This report speculates on the future impact of a vehicle electrification and the smart grid to the transportation sector in general, and specifically to a future Vehicle-to-Vehicle, Vehicle-to-Device, Vehicle-to-Infrastructure (V2X) core system relying on Dedicated Short Range Communications/Wireless Access for Vehicular Environments (WAVE), as contemplated in USDOT’s Connected Vehicle R&D program.
In transportation, new technology is creating incredible opportunities to improve the safety and efficiency of our vehicles and highways. However, new technologies and growing connectivity also represent new challenges as well -- in particular in the area of security.
Assessment: Cybersecurity and Dependable Transportation
System Assurance, Operations and Reactive Defense for Next Generation Vehicles and Intelligent Highway Infrastructure, DOWNLOAD LINK
This report is an overview of global innovations in risk management and development of safe, dependable and secure systems. Cyber security is about meeting critical assurance requirements - maintaining transportation systems that ensure the preservation of human safety, the environment, critical economic infrastructure, and the viability of commerce and maintenance of personal privacy.
In addition to those published reports, the project team has also investigated topics including data science, drive vehicle interface, driver assistance and autonomous driving.
Under sponsorship and guidance from the US Department of Transportation (USDOT) Intelligent Transportation Systems Joint Program Office (ITS-JPO), the ITS America is conducting this multi-year study series that assesses emerging, converging and enabling technologies that stretch beyond the domain of mainstream transportation research. The purpose of the project is to:
1) Synthesize and enrich discussion about new technologies among members of the engineering community focused transportation safety, mobility and environmental sustainability
2) Establish, or otherwise validate or revise, key assumptions in research programs regarding scalability, security, or safety of particular technologies and systems; and

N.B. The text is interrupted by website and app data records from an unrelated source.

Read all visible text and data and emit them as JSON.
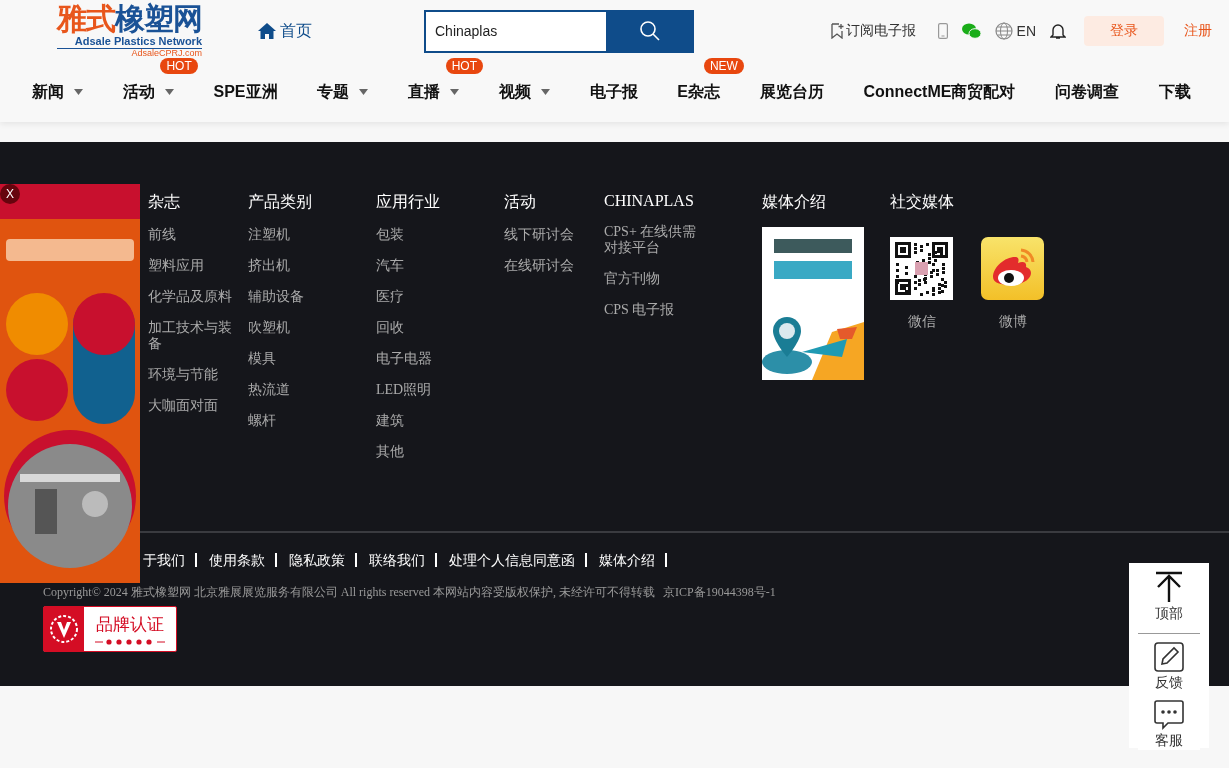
{
  "header": {
    "logo": {
      "brand_a": "雅式",
      "brand_b": "橡塑网",
      "name_en": "Adsale Plastics Network",
      "domain": "AdsaleCPRJ.com"
    },
    "home_link": "首页",
    "search": {
      "value": "Chinaplas"
    },
    "subscribe": "订阅电子报",
    "language": "EN",
    "login": "登录",
    "register": "注册"
  },
  "nav": [
    {
      "label": "新闻",
      "dropdown": true
    },
    {
      "label": "活动",
      "dropdown": true,
      "badge": "HOT"
    },
    {
      "label": "SPE亚洲",
      "dropdown": false
    },
    {
      "label": "专题",
      "dropdown": true
    },
    {
      "label": "直播",
      "dropdown": true,
      "badge": "HOT"
    },
    {
      "label": "视频",
      "dropdown": true
    },
    {
      "label": "电子报",
      "dropdown": false
    },
    {
      "label": "E杂志",
      "dropdown": false,
      "badge": "NEW"
    },
    {
      "label": "展览台历",
      "dropdown": false
    },
    {
      "label": "ConnectME商贸配对",
      "dropdown": false
    },
    {
      "label": "问卷调查",
      "dropdown": false
    },
    {
      "label": "下载",
      "dropdown": false
    }
  ],
  "footer": {
    "columns": [
      {
        "heading": "杂志",
        "links": [
          "前线",
          "塑料应用",
          "化学品及原料",
          "加工技术与装备",
          "环境与节能",
          "大咖面对面"
        ]
      },
      {
        "heading": "产品类别",
        "links": [
          "注塑机",
          "挤出机",
          "辅助设备",
          "吹塑机",
          "模具",
          "热流道",
          "螺杆"
        ]
      },
      {
        "heading": "应用行业",
        "links": [
          "包装",
          "汽车",
          "医疗",
          "回收",
          "电子电器",
          "LED照明",
          "建筑",
          "其他"
        ]
      },
      {
        "heading": "活动",
        "links": [
          "线下研讨会",
          "在线研讨会"
        ]
      },
      {
        "heading": "CHINAPLAS",
        "links": [
          "CPS+ 在线供需对接平台",
          "官方刊物",
          "CPS 电子报"
        ]
      }
    ],
    "media": {
      "heading": "媒体介绍"
    },
    "social": {
      "heading": "社交媒体",
      "accounts": [
        {
          "kind": "qr",
          "label": "微信"
        },
        {
          "kind": "weibo",
          "label": "微博"
        }
      ]
    },
    "bottom_links": [
      "于我们",
      "使用条款",
      "隐私政策",
      "联络我们",
      "处理个人信息同意函",
      "媒体介绍"
    ],
    "copyright": "Copyright© 2024 雅式橡塑网 北京雅展展览服务有限公司 All rights reserved 本网站内容受版权保护, 未经许可不得转载",
    "icp": "京ICP备19044398号-1",
    "badge": {
      "title": "品牌认证"
    }
  },
  "ad": {
    "close": "X"
  },
  "side_tools": [
    {
      "kind": "top",
      "label": "顶部"
    },
    {
      "kind": "feedback",
      "label": "反馈"
    },
    {
      "kind": "service",
      "label": "客服"
    }
  ]
}
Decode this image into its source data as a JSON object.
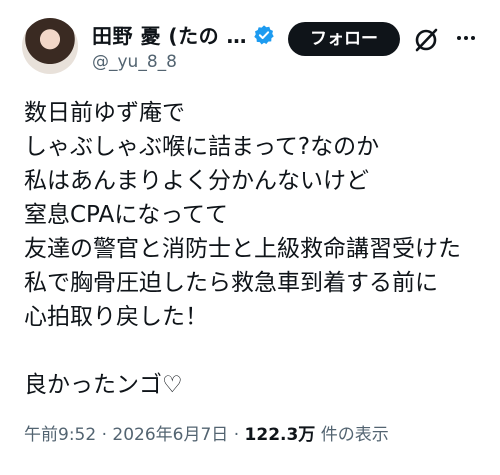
{
  "user": {
    "display_name": "田野 憂 (たの …",
    "handle": "@_yu_8_8",
    "verified": true
  },
  "actions": {
    "follow_label": "フォロー",
    "grok_icon": "grok-icon",
    "more_icon": "more-icon"
  },
  "post": {
    "lines": [
      "数日前ゆず庵で",
      "しゃぶしゃぶ喉に詰まって?なのか",
      "私はあんまりよく分かんないけど",
      "窒息CPAになってて",
      "友達の警官と消防士と上級救命講習受けた",
      "私で胸骨圧迫したら救急車到着する前に",
      "心拍取り戻した！",
      "",
      "良かったンゴ♡"
    ]
  },
  "meta": {
    "time": "午前9:52",
    "sep1": " · ",
    "date": "2026年6月7日",
    "sep2": " · ",
    "views_count": "122.3万",
    "views_label": " 件の表示"
  },
  "colors": {
    "text": "#0f1419",
    "secondary": "#536471",
    "verified": "#1d9bf0",
    "button_bg": "#0f1419"
  }
}
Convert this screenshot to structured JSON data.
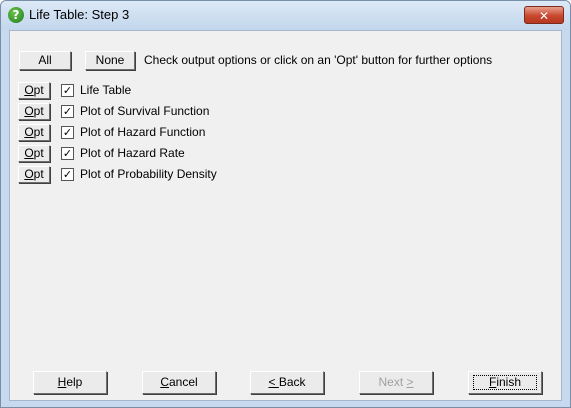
{
  "window": {
    "title": "Life Table: Step 3",
    "title_icon": "?",
    "close_glyph": "✕"
  },
  "top": {
    "all_label": "All",
    "none_label": "None",
    "hint": "Check output options or click on an 'Opt' button for further options"
  },
  "options": {
    "opt_label_first": "O",
    "opt_label_rest": "pt",
    "items": [
      {
        "label": "Life Table",
        "checked": true
      },
      {
        "label": "Plot of Survival Function",
        "checked": true
      },
      {
        "label": "Plot of Hazard Function",
        "checked": true
      },
      {
        "label": "Plot of Hazard Rate",
        "checked": true
      },
      {
        "label": "Plot of Probability Density",
        "checked": true
      }
    ],
    "check_glyph": "✓"
  },
  "footer": {
    "help": {
      "first": "H",
      "rest": "elp"
    },
    "cancel": {
      "first": "C",
      "rest": "ancel"
    },
    "back": {
      "first": "< ",
      "rest": "Back"
    },
    "next": {
      "first": "Next ",
      "rest": ">"
    },
    "finish": {
      "first": "F",
      "rest": "inish"
    }
  }
}
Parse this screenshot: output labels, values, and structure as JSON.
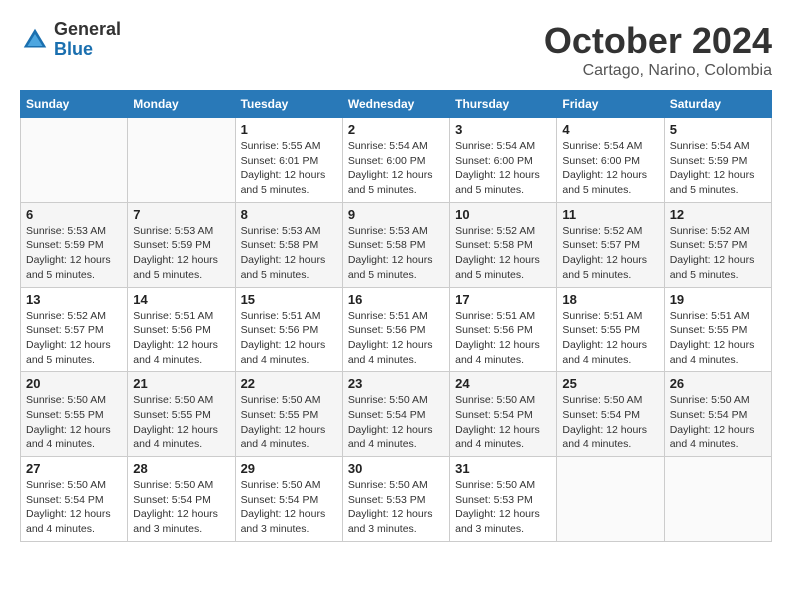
{
  "logo": {
    "general": "General",
    "blue": "Blue"
  },
  "title": "October 2024",
  "subtitle": "Cartago, Narino, Colombia",
  "weekdays": [
    "Sunday",
    "Monday",
    "Tuesday",
    "Wednesday",
    "Thursday",
    "Friday",
    "Saturday"
  ],
  "weeks": [
    [
      {
        "day": "",
        "info": ""
      },
      {
        "day": "",
        "info": ""
      },
      {
        "day": "1",
        "info": "Sunrise: 5:55 AM\nSunset: 6:01 PM\nDaylight: 12 hours and 5 minutes."
      },
      {
        "day": "2",
        "info": "Sunrise: 5:54 AM\nSunset: 6:00 PM\nDaylight: 12 hours and 5 minutes."
      },
      {
        "day": "3",
        "info": "Sunrise: 5:54 AM\nSunset: 6:00 PM\nDaylight: 12 hours and 5 minutes."
      },
      {
        "day": "4",
        "info": "Sunrise: 5:54 AM\nSunset: 6:00 PM\nDaylight: 12 hours and 5 minutes."
      },
      {
        "day": "5",
        "info": "Sunrise: 5:54 AM\nSunset: 5:59 PM\nDaylight: 12 hours and 5 minutes."
      }
    ],
    [
      {
        "day": "6",
        "info": "Sunrise: 5:53 AM\nSunset: 5:59 PM\nDaylight: 12 hours and 5 minutes."
      },
      {
        "day": "7",
        "info": "Sunrise: 5:53 AM\nSunset: 5:59 PM\nDaylight: 12 hours and 5 minutes."
      },
      {
        "day": "8",
        "info": "Sunrise: 5:53 AM\nSunset: 5:58 PM\nDaylight: 12 hours and 5 minutes."
      },
      {
        "day": "9",
        "info": "Sunrise: 5:53 AM\nSunset: 5:58 PM\nDaylight: 12 hours and 5 minutes."
      },
      {
        "day": "10",
        "info": "Sunrise: 5:52 AM\nSunset: 5:58 PM\nDaylight: 12 hours and 5 minutes."
      },
      {
        "day": "11",
        "info": "Sunrise: 5:52 AM\nSunset: 5:57 PM\nDaylight: 12 hours and 5 minutes."
      },
      {
        "day": "12",
        "info": "Sunrise: 5:52 AM\nSunset: 5:57 PM\nDaylight: 12 hours and 5 minutes."
      }
    ],
    [
      {
        "day": "13",
        "info": "Sunrise: 5:52 AM\nSunset: 5:57 PM\nDaylight: 12 hours and 5 minutes."
      },
      {
        "day": "14",
        "info": "Sunrise: 5:51 AM\nSunset: 5:56 PM\nDaylight: 12 hours and 4 minutes."
      },
      {
        "day": "15",
        "info": "Sunrise: 5:51 AM\nSunset: 5:56 PM\nDaylight: 12 hours and 4 minutes."
      },
      {
        "day": "16",
        "info": "Sunrise: 5:51 AM\nSunset: 5:56 PM\nDaylight: 12 hours and 4 minutes."
      },
      {
        "day": "17",
        "info": "Sunrise: 5:51 AM\nSunset: 5:56 PM\nDaylight: 12 hours and 4 minutes."
      },
      {
        "day": "18",
        "info": "Sunrise: 5:51 AM\nSunset: 5:55 PM\nDaylight: 12 hours and 4 minutes."
      },
      {
        "day": "19",
        "info": "Sunrise: 5:51 AM\nSunset: 5:55 PM\nDaylight: 12 hours and 4 minutes."
      }
    ],
    [
      {
        "day": "20",
        "info": "Sunrise: 5:50 AM\nSunset: 5:55 PM\nDaylight: 12 hours and 4 minutes."
      },
      {
        "day": "21",
        "info": "Sunrise: 5:50 AM\nSunset: 5:55 PM\nDaylight: 12 hours and 4 minutes."
      },
      {
        "day": "22",
        "info": "Sunrise: 5:50 AM\nSunset: 5:55 PM\nDaylight: 12 hours and 4 minutes."
      },
      {
        "day": "23",
        "info": "Sunrise: 5:50 AM\nSunset: 5:54 PM\nDaylight: 12 hours and 4 minutes."
      },
      {
        "day": "24",
        "info": "Sunrise: 5:50 AM\nSunset: 5:54 PM\nDaylight: 12 hours and 4 minutes."
      },
      {
        "day": "25",
        "info": "Sunrise: 5:50 AM\nSunset: 5:54 PM\nDaylight: 12 hours and 4 minutes."
      },
      {
        "day": "26",
        "info": "Sunrise: 5:50 AM\nSunset: 5:54 PM\nDaylight: 12 hours and 4 minutes."
      }
    ],
    [
      {
        "day": "27",
        "info": "Sunrise: 5:50 AM\nSunset: 5:54 PM\nDaylight: 12 hours and 4 minutes."
      },
      {
        "day": "28",
        "info": "Sunrise: 5:50 AM\nSunset: 5:54 PM\nDaylight: 12 hours and 3 minutes."
      },
      {
        "day": "29",
        "info": "Sunrise: 5:50 AM\nSunset: 5:54 PM\nDaylight: 12 hours and 3 minutes."
      },
      {
        "day": "30",
        "info": "Sunrise: 5:50 AM\nSunset: 5:53 PM\nDaylight: 12 hours and 3 minutes."
      },
      {
        "day": "31",
        "info": "Sunrise: 5:50 AM\nSunset: 5:53 PM\nDaylight: 12 hours and 3 minutes."
      },
      {
        "day": "",
        "info": ""
      },
      {
        "day": "",
        "info": ""
      }
    ]
  ]
}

3) Inventory new technologies and systems that may leverage a future Vehicle-to-X (V2X) Dedicated Short Range Communication (DSRC) -based safety and mobility applications.
The reports rely on evaluations from principal technology developers, system integrators, product and service engineers, and market analysts that are actively seeking opportunities to develop applications in transportation, telecommunications, information technology, energy or other related sectors.
Technology Scan reports include Vehicle/Infrastructure Sensors, Fourth Generation (4G) Wireless, and Machine-to-Machine Networks. Technology Assessment reports are broader and thematic, with reports covering Vehicle Electrification and the Smart Grid, Cybersecurity, and Advanced Driver Assistance and Autonomous Driving.
*Note: These publications were developed by ITS America on behalf of the U.S. Department of Transportation, Research and Innovative Technology Administration, in the interest of information exchange. The opinions, findings and conclusions expressed in this publication are those of the author(s) and not necessarily those of the Research and Innovative Technology Administration or ITS America. If trade or manufacturers’ names or products are mentioned, it is because they are considered essential to the object of the publication and should not be construed as an endorsement by either ITS America or the Research and Innovative Technology Administration.